Hurricanes and Prices
In the wake of Hurricane Harvey, I’ve heard a lot of people (including my capitalist friends) villainize businesses that raised their prices during the storm. I even came across a picture someone posted suggesting all businesses that raised their prices should be shut down (although it’s buried in Facebook history now).
The general disdain and animosity towards people trying to operate in a (mostly) free market shows to me an acute lack of understanding of the role of prices and more importantly, a broad lack of understanding of economics.
Is it really a bad thing when prices fluctuate with supply and demand? It is certainly an inconvenient situation with a salary like mine if gas prices rise to $10/gal or water goes up to $20 per bottle, but in a market economy, I won’t agree to those prices unless I am better off making the transaction than without making the transaction.
So why is it okay that prices go up? Well, prices tell sellers where to send their products. If scarce resources that have alternative uses can be sold for a higher price and profit in Texas than in Ohio, more resources (water, fuel, foodstuffs, etc.) will be sent that way. As a storm approaches and infrastructure becomes damaged, the transportation of these resources incurs a higher cost. So pretty soon, the cost of getting fuel or water to an area may exceed the price you used to pay (grocers tend to operate on small margins per product). Businesses have an incentive to operate for a profit and not a loss, so they should raise their price at least over the cost, but likely not over their competitor’s prices lest you just go shop somewhere else.
But what about the stuff they already have? I get it. They have had product for days or weeks now and just as the storm or disaster hits, they jack up the price. Remember that businesses are people operating with the same incentives as everyone else. Max reward, least risk, lowest cost. The owners and operators are taking a risk continuing to operate with the looming or current disaster. They may be putting themselves or their livelihood at risk when a few days later they are unable to resupply due to failed infrastructure. Their rent payments are due regardless of how much they sell.

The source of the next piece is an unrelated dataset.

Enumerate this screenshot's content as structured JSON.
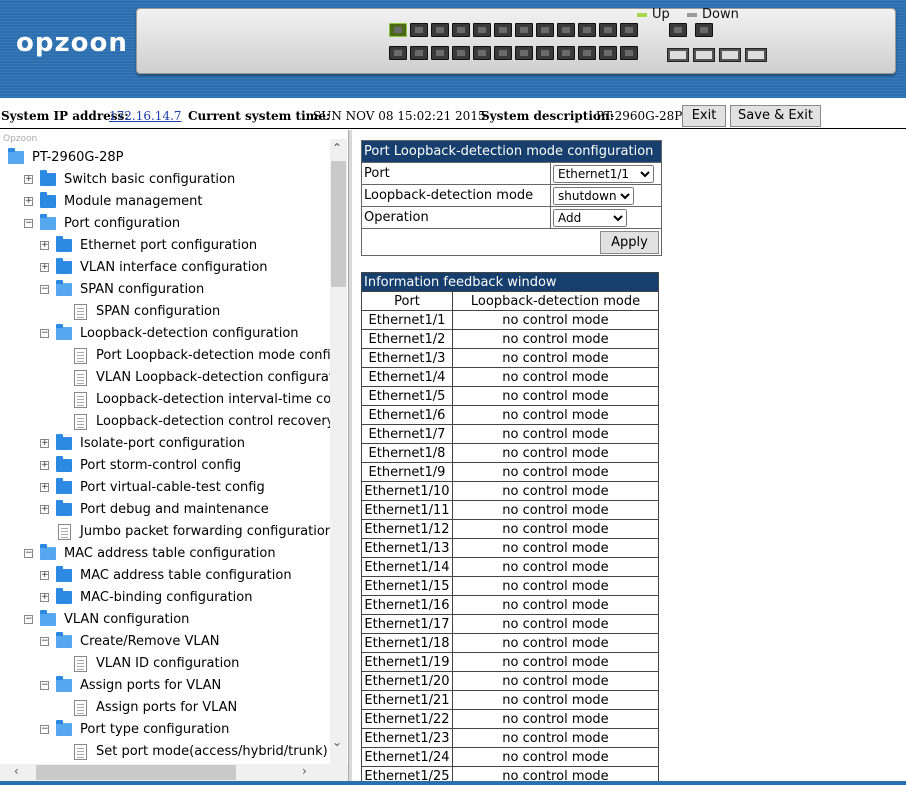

If you feel like you are being exploited ask yourself this question: would your life be better if they chose to not sell you the supplies and either took it home themselves or shut their doors to sell it later when the risk is lower and the profit at the lower price is worth their troubles?
The government is apparently looking to strongly penalize companies for acting out of self-interest. This adversity to price fluctuations is an economic disaster waiting to happen. Imagine if prices were kept where they were a few weeks ago, but costs to operate in the area continued rising. There could easily be a shortage of supplies that would leave people worse off than they were paying what the sellers wanted. A company won’t continue operating at a loss.
A quick story about the city Antwerp in the 16th century: They were under siege by a Spanish blockade whose goal was to starve them out. Blockade runners continued smuggling food into the city allowing Antwerp to survive the siege. As you can imagine, the price of food rose drastically since it was only worth the risk to the blockade runners if there was a high enough profit to be made. The city authorities fixed this problem by imposing a price ceiling on food items with strict penalties for those who disobeyed and the results were pretty predictable. Robert L. Schuettinger and Eamonn F. Butler described it saying that “the city lived in high spirits until all at once provisions gave out.” The risk wasn’t worth the rewards for the smugglers and Antwerp soon after surrendered to Spain.
Want to learn more about the role of prices and price controls? Check out Dr. Thomas Sowell’s Basic Economics in our reading list. (You’ll find the anecdote above in the first section).